**Directions:** Which lines of the material contain the word "month"? Show each one.

==================================================

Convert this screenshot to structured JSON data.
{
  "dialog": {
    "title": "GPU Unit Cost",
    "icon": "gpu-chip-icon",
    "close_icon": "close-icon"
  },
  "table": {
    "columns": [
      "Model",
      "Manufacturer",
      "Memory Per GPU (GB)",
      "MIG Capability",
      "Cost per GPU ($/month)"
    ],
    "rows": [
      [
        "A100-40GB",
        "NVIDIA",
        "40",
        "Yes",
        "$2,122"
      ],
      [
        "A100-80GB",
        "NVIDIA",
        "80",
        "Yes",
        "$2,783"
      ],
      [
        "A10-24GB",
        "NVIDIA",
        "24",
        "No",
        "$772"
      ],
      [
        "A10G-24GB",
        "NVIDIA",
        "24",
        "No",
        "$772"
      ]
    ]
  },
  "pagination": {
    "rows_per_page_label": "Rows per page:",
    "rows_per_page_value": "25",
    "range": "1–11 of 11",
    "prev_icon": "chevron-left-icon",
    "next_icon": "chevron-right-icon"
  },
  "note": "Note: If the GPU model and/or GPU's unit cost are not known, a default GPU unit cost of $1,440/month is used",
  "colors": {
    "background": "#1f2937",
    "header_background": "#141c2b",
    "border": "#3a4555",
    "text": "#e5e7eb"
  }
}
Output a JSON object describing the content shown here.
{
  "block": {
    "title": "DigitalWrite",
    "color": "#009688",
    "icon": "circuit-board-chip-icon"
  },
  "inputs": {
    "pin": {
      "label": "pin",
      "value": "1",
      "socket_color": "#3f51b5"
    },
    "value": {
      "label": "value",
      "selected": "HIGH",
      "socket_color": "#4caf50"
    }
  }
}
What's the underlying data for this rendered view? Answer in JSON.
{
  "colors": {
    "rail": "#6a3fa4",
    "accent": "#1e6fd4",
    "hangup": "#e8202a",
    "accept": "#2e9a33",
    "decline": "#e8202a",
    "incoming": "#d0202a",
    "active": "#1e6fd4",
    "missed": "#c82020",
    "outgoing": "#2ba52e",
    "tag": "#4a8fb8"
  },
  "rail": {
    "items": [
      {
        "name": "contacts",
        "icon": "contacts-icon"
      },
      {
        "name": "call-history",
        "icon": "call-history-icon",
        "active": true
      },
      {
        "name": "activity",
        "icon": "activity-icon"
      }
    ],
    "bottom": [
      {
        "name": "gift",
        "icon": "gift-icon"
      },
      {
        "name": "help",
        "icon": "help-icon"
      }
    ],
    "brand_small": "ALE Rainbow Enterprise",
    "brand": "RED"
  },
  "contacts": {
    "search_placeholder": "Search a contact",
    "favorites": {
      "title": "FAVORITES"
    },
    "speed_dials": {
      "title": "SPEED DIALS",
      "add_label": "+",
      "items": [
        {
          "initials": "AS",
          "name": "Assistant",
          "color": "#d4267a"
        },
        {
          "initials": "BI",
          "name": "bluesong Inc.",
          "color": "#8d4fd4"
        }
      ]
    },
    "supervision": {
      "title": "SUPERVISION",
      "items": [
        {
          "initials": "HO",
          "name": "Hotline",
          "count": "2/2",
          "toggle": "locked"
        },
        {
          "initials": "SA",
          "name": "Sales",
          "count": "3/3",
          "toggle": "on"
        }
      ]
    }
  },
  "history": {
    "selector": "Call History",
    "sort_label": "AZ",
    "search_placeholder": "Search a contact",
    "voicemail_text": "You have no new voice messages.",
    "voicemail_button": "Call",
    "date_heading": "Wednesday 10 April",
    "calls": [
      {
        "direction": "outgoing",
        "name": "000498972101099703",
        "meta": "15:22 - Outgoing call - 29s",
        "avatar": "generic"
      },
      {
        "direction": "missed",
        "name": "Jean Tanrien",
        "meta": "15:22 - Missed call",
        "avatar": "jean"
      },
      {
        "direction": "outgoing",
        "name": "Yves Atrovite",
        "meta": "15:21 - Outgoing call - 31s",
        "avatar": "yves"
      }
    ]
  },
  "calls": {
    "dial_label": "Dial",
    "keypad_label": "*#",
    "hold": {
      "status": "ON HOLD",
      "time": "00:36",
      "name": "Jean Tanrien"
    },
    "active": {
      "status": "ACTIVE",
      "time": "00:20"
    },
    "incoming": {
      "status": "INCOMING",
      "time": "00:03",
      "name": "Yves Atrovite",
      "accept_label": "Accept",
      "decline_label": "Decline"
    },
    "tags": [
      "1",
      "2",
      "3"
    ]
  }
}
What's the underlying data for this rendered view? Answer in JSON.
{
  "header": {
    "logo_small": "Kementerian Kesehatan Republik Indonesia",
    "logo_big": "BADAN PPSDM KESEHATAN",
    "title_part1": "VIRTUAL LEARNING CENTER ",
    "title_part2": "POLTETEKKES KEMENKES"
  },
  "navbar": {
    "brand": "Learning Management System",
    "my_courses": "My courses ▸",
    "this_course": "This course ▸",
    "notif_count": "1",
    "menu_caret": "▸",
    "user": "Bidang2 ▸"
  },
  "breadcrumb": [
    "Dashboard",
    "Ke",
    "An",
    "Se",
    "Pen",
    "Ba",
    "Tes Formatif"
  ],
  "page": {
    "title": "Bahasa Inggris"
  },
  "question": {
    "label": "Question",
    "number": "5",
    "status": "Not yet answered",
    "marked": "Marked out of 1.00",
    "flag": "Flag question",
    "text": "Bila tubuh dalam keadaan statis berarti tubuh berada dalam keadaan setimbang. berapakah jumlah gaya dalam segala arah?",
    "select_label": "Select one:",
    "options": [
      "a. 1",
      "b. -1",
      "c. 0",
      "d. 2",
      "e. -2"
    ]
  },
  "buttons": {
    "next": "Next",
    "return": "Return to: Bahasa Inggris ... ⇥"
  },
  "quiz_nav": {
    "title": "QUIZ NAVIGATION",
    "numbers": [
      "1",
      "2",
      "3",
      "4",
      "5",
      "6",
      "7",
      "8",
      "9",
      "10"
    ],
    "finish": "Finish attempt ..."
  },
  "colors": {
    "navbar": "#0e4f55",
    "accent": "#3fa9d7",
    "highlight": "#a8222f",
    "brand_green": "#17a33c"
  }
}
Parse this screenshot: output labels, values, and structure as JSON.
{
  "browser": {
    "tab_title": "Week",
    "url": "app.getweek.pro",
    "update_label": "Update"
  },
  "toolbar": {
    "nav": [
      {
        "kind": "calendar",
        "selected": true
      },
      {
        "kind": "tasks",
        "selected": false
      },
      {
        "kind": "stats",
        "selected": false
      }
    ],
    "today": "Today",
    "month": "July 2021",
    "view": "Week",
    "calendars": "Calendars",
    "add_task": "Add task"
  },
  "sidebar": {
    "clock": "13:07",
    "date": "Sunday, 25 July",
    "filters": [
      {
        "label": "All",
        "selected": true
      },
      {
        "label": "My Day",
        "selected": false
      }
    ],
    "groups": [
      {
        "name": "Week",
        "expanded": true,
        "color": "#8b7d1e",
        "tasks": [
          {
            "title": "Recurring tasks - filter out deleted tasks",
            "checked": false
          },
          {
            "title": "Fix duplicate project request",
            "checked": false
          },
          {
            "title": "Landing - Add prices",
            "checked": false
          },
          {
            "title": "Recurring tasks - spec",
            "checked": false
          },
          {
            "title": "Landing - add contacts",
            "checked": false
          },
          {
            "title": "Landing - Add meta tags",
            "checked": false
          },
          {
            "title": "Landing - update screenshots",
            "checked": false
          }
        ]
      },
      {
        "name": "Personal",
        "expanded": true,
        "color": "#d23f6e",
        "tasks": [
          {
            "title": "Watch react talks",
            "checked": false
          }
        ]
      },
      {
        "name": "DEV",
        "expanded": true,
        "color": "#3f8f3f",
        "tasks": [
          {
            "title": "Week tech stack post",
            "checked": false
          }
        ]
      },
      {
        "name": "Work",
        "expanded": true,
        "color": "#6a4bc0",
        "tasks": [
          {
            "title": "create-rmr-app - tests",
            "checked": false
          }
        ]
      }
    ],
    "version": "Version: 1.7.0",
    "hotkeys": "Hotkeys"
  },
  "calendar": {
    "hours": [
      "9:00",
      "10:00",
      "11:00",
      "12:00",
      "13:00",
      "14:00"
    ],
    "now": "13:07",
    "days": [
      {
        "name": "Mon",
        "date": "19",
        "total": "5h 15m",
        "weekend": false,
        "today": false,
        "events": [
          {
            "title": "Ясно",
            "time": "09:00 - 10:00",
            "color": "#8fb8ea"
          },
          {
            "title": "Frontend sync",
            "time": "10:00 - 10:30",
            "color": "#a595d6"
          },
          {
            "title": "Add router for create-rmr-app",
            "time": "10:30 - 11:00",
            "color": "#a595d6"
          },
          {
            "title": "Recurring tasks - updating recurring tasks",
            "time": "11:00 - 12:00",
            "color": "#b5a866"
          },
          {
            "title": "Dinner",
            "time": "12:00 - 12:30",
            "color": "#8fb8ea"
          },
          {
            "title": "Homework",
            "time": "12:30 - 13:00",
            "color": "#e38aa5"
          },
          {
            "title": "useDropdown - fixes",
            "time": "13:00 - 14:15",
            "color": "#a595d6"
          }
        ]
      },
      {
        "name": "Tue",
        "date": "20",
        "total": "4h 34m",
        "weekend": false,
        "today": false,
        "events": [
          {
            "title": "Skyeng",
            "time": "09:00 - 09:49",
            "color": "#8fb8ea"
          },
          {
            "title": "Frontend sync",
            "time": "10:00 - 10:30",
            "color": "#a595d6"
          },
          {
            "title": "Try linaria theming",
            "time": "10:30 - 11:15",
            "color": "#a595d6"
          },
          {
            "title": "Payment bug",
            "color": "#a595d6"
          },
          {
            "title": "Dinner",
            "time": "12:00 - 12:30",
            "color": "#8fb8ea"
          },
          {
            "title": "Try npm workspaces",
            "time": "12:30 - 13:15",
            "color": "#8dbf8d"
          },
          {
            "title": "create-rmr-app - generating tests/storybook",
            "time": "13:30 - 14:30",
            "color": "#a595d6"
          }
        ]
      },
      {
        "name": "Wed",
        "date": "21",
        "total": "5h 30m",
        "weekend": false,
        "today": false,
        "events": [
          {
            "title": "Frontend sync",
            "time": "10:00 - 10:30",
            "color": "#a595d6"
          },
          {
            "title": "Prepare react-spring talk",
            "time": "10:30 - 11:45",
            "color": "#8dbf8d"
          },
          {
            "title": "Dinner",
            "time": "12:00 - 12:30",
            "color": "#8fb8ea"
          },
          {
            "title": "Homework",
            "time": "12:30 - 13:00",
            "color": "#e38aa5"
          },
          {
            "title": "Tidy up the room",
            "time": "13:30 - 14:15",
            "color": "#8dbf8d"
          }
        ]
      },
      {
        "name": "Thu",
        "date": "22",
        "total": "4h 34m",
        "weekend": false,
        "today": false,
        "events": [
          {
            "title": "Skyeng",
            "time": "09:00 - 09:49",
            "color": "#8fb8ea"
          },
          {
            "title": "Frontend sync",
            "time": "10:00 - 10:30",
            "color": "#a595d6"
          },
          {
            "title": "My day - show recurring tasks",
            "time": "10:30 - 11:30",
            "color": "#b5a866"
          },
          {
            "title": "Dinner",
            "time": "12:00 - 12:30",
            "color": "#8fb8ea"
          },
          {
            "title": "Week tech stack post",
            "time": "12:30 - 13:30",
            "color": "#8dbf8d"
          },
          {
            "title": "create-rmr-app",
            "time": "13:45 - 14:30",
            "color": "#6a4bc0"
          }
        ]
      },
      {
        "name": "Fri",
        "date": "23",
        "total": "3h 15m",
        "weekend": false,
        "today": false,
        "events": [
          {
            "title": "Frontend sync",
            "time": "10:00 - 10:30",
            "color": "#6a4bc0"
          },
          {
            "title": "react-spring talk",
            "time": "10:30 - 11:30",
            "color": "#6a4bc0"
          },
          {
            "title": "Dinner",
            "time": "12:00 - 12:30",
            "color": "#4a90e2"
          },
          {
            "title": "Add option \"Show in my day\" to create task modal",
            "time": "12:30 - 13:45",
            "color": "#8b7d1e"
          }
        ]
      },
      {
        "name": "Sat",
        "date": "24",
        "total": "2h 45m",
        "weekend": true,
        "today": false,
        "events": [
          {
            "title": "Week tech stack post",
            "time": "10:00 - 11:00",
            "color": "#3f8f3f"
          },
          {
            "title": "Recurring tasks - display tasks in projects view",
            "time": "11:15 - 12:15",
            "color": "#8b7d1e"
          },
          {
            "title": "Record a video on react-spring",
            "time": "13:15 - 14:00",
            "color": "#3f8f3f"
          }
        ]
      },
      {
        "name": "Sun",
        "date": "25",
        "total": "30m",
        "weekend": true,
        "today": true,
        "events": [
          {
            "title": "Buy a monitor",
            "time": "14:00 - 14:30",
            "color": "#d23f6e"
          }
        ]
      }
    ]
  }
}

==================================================

**Task result:**
      "Cost per GPU ($/month)"
  "note": "Note: If the GPU model and/or GPU's unit cost are not known, a default GPU unit cost of $1,440/month is used",
    "month": "July 2021",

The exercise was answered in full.